**ASSIGNMENT**
Whenever a line in the records below holds the string "Recursos", copy it out.

Top of DATA SUPPLIED

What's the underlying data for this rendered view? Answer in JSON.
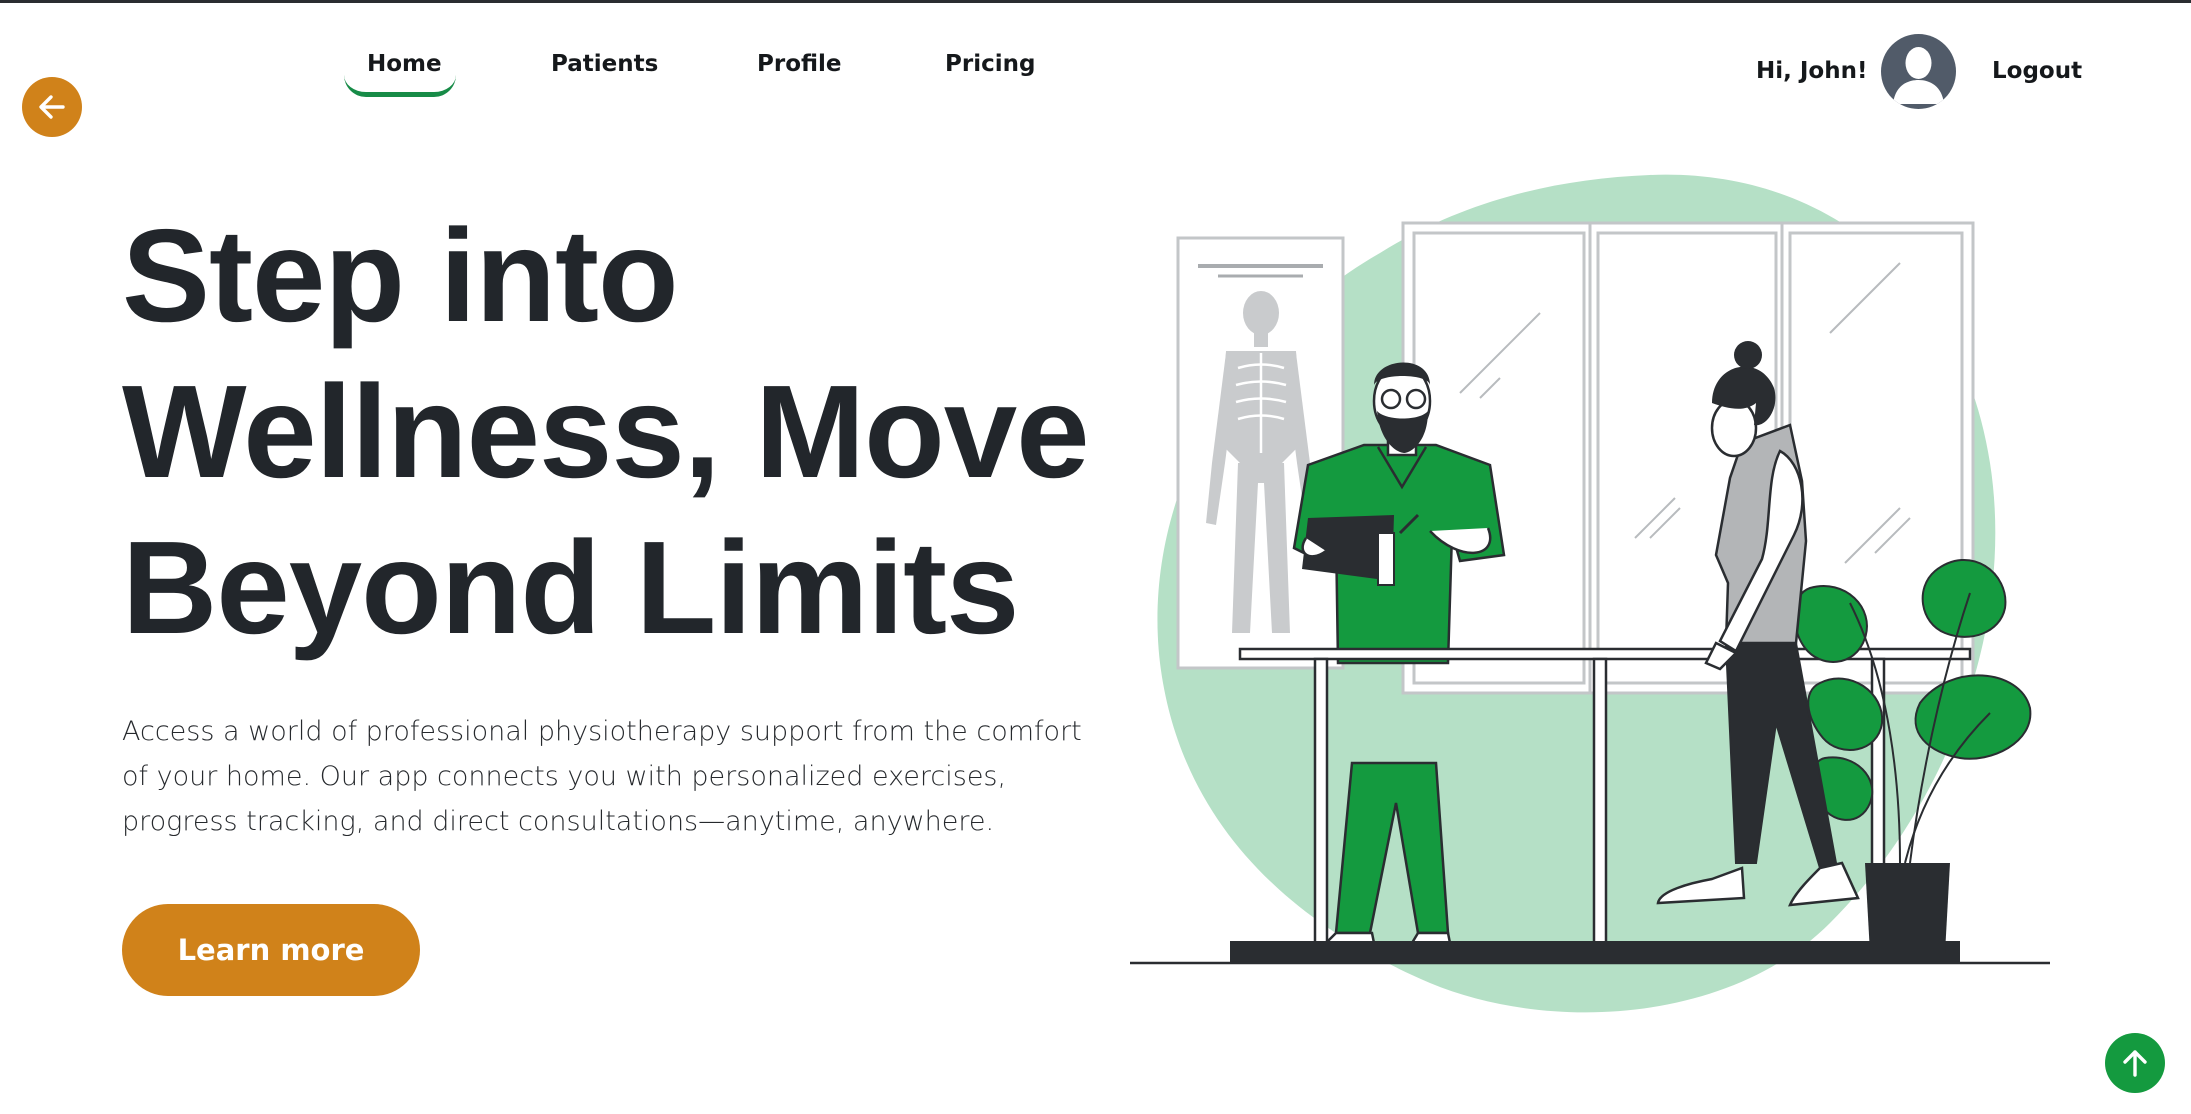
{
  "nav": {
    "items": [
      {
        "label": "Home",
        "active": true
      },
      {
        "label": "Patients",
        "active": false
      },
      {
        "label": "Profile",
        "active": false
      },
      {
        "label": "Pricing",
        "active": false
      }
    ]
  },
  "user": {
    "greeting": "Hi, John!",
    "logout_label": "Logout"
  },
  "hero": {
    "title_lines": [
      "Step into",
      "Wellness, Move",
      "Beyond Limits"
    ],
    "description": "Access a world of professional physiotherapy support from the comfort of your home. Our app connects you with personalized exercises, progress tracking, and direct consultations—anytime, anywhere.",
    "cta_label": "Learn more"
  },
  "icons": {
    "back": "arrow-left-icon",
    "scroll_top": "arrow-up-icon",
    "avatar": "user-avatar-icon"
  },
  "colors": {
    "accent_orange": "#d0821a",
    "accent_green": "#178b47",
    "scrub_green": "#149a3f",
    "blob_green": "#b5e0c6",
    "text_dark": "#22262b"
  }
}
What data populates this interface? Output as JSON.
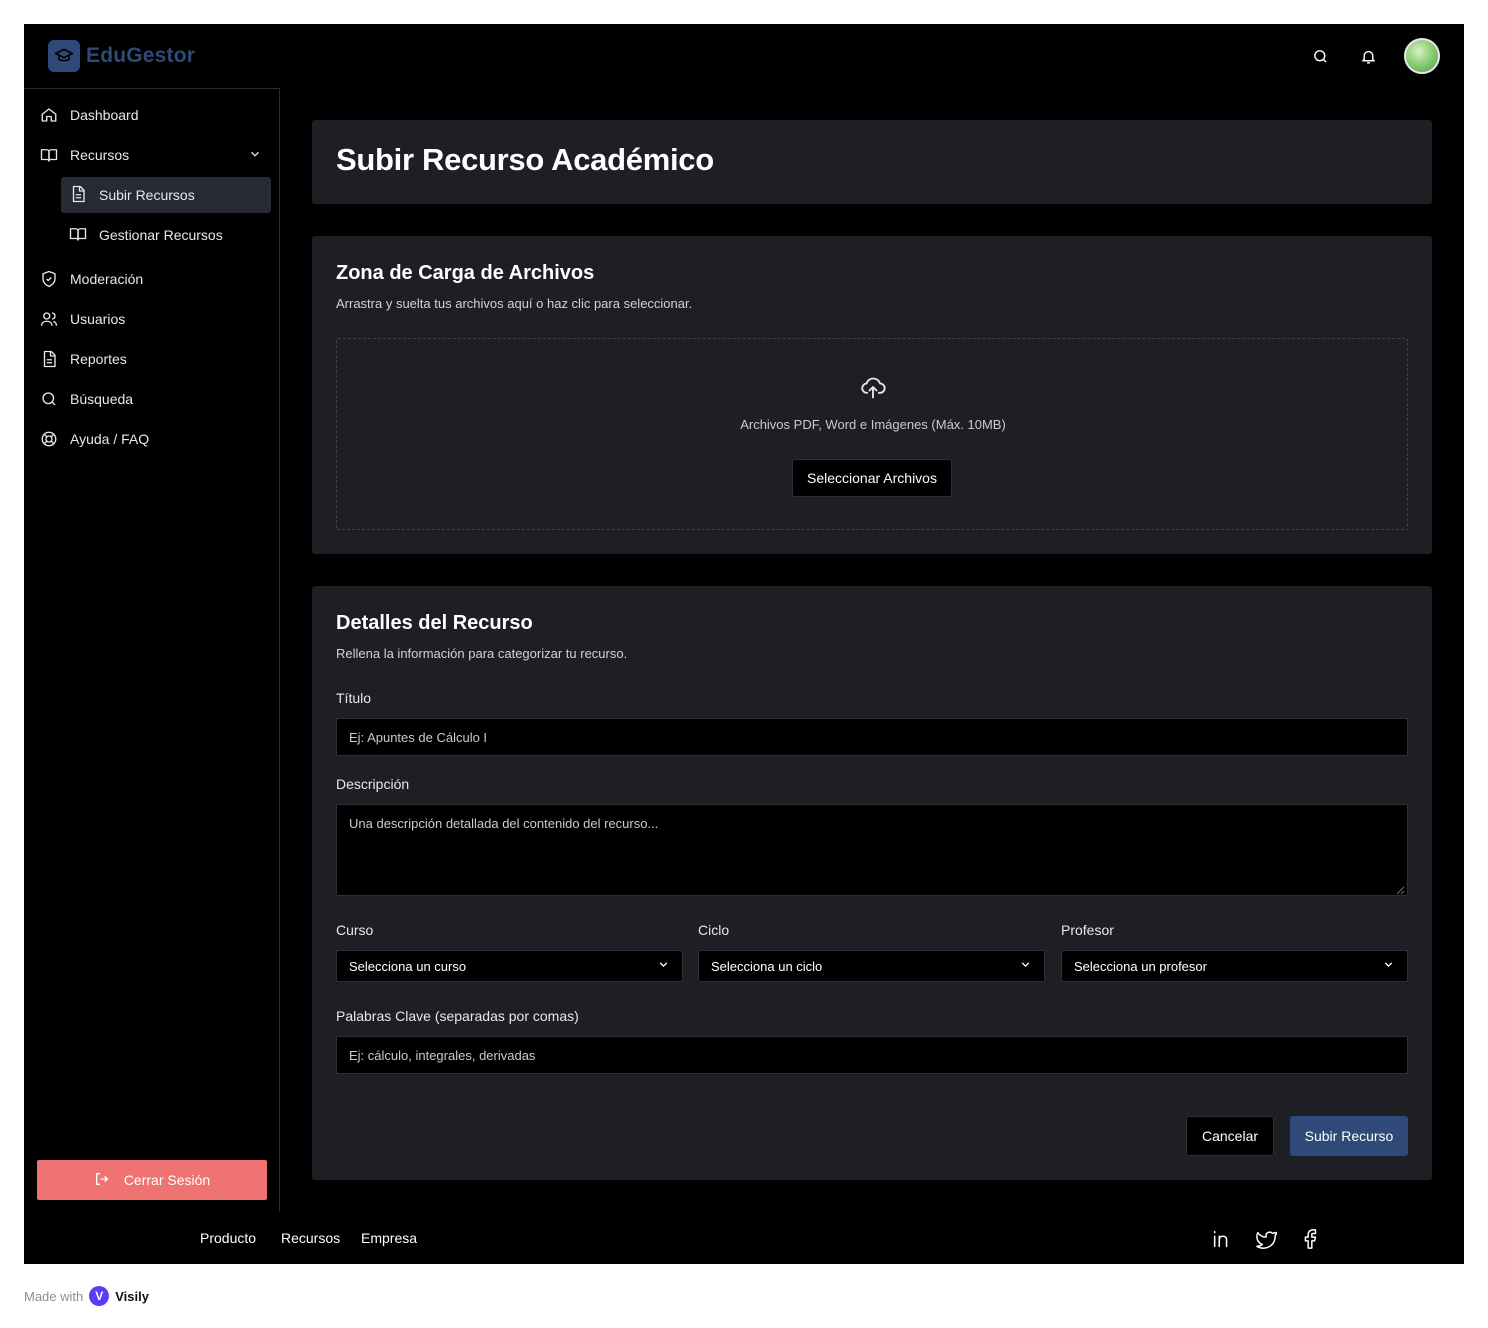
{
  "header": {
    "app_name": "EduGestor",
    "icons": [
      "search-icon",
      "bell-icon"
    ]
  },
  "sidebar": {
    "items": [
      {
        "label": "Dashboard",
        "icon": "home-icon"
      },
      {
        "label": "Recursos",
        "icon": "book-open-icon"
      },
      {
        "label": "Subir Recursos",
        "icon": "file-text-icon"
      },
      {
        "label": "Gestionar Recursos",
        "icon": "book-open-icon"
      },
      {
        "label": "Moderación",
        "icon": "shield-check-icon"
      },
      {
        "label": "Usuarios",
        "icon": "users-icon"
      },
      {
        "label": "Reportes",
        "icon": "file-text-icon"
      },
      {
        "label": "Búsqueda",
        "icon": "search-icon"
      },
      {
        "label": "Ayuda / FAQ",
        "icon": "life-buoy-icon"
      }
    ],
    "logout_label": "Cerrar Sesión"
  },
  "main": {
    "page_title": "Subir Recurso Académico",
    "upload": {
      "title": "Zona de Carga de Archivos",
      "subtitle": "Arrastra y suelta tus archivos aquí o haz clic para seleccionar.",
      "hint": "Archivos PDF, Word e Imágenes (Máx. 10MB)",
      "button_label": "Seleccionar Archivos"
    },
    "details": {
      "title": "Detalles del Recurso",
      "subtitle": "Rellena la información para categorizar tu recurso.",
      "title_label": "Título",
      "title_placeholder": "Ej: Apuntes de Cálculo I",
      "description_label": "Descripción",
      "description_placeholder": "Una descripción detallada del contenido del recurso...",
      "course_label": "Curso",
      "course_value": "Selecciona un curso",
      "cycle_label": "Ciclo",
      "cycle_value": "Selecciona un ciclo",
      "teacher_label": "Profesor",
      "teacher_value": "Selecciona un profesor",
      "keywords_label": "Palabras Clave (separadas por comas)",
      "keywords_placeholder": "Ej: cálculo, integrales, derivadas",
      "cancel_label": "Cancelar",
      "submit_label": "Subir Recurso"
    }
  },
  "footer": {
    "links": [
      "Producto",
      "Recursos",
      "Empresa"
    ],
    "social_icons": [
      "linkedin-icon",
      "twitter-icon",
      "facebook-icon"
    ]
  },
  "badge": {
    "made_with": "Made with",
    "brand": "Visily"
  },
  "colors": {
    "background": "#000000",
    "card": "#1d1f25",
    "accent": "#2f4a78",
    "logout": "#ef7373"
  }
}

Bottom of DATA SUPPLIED
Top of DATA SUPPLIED

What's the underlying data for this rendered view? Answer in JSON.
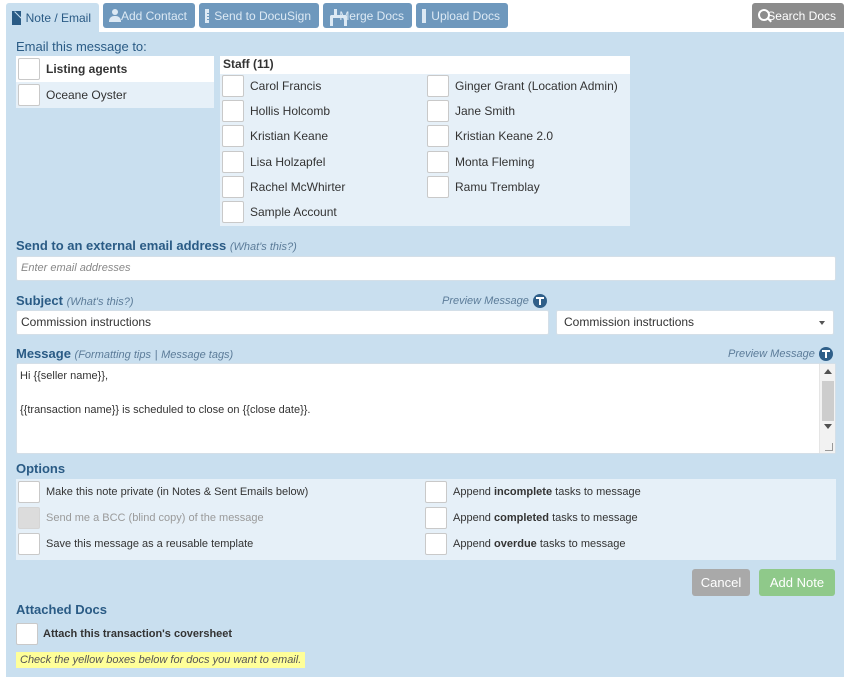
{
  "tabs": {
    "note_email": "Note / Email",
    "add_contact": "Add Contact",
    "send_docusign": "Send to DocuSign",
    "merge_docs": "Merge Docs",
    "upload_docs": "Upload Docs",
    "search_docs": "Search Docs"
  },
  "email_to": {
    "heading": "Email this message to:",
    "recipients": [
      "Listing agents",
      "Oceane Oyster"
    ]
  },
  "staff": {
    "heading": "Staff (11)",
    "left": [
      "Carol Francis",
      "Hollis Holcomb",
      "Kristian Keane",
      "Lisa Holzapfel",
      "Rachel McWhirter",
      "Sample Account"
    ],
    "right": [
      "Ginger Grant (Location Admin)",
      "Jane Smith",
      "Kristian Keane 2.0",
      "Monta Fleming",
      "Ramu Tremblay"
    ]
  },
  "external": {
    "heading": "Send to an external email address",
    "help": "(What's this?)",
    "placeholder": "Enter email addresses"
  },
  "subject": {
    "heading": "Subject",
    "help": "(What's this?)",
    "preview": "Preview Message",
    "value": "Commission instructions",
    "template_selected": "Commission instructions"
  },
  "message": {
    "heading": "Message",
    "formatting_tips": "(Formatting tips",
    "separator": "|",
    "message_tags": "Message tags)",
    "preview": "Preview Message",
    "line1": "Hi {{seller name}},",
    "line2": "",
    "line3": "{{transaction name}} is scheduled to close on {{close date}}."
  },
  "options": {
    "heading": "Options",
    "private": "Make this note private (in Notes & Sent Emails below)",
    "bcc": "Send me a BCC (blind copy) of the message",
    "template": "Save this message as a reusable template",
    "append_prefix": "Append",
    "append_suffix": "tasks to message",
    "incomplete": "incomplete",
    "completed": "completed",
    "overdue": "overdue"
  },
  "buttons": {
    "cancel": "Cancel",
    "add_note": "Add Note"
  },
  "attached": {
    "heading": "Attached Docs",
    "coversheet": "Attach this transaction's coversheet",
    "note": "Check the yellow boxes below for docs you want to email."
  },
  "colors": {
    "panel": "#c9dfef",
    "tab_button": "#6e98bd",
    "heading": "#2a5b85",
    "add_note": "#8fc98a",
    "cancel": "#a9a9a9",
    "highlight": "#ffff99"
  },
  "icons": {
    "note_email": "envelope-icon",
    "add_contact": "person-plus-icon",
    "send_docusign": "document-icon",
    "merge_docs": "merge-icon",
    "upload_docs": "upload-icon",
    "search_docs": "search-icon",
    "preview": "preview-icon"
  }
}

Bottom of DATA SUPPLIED
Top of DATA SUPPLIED

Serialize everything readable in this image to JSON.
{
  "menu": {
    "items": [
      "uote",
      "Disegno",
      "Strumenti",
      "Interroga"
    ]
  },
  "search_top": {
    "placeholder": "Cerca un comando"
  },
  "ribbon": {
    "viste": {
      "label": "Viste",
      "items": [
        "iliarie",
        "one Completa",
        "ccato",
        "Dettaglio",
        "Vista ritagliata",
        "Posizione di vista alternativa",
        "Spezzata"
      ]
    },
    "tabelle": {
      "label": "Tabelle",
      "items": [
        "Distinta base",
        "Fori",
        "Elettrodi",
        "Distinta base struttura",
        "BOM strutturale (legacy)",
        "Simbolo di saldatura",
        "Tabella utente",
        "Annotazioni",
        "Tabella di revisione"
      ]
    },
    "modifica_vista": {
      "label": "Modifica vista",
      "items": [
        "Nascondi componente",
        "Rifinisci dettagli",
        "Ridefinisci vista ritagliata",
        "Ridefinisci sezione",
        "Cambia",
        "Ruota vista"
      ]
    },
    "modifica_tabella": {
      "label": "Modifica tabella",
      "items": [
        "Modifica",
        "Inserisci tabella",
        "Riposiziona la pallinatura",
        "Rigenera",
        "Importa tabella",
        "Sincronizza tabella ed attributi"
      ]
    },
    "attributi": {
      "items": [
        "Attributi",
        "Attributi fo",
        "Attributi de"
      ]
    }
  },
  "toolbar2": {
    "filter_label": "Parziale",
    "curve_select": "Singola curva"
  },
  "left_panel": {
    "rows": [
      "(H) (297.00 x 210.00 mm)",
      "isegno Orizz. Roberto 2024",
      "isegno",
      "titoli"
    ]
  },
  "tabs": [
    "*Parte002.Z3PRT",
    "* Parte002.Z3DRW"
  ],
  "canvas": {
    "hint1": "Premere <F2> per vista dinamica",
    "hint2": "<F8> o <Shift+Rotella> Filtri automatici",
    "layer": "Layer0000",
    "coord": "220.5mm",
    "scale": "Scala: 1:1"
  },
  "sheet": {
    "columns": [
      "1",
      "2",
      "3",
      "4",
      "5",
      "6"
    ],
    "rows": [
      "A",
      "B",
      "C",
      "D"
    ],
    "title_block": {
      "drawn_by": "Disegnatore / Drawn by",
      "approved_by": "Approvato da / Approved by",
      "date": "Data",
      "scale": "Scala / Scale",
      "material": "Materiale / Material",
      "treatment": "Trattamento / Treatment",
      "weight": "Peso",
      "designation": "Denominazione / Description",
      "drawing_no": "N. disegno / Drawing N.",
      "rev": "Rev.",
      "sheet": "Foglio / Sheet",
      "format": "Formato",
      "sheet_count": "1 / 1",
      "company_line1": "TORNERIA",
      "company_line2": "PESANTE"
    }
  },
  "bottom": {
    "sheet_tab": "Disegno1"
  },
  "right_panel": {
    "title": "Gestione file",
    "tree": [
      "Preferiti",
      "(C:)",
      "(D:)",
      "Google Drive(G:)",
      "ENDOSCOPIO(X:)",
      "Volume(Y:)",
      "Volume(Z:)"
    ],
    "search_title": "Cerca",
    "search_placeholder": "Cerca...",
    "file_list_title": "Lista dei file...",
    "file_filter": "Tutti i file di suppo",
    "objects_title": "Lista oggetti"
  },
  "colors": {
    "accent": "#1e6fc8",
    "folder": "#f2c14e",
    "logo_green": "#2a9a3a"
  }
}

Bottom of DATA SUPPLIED

**YOUR SOLUTION**
        "label": "Recursos",
        "label": "Subir Recursos",
        "label": "Gestionar Recursos",
      "Recursos",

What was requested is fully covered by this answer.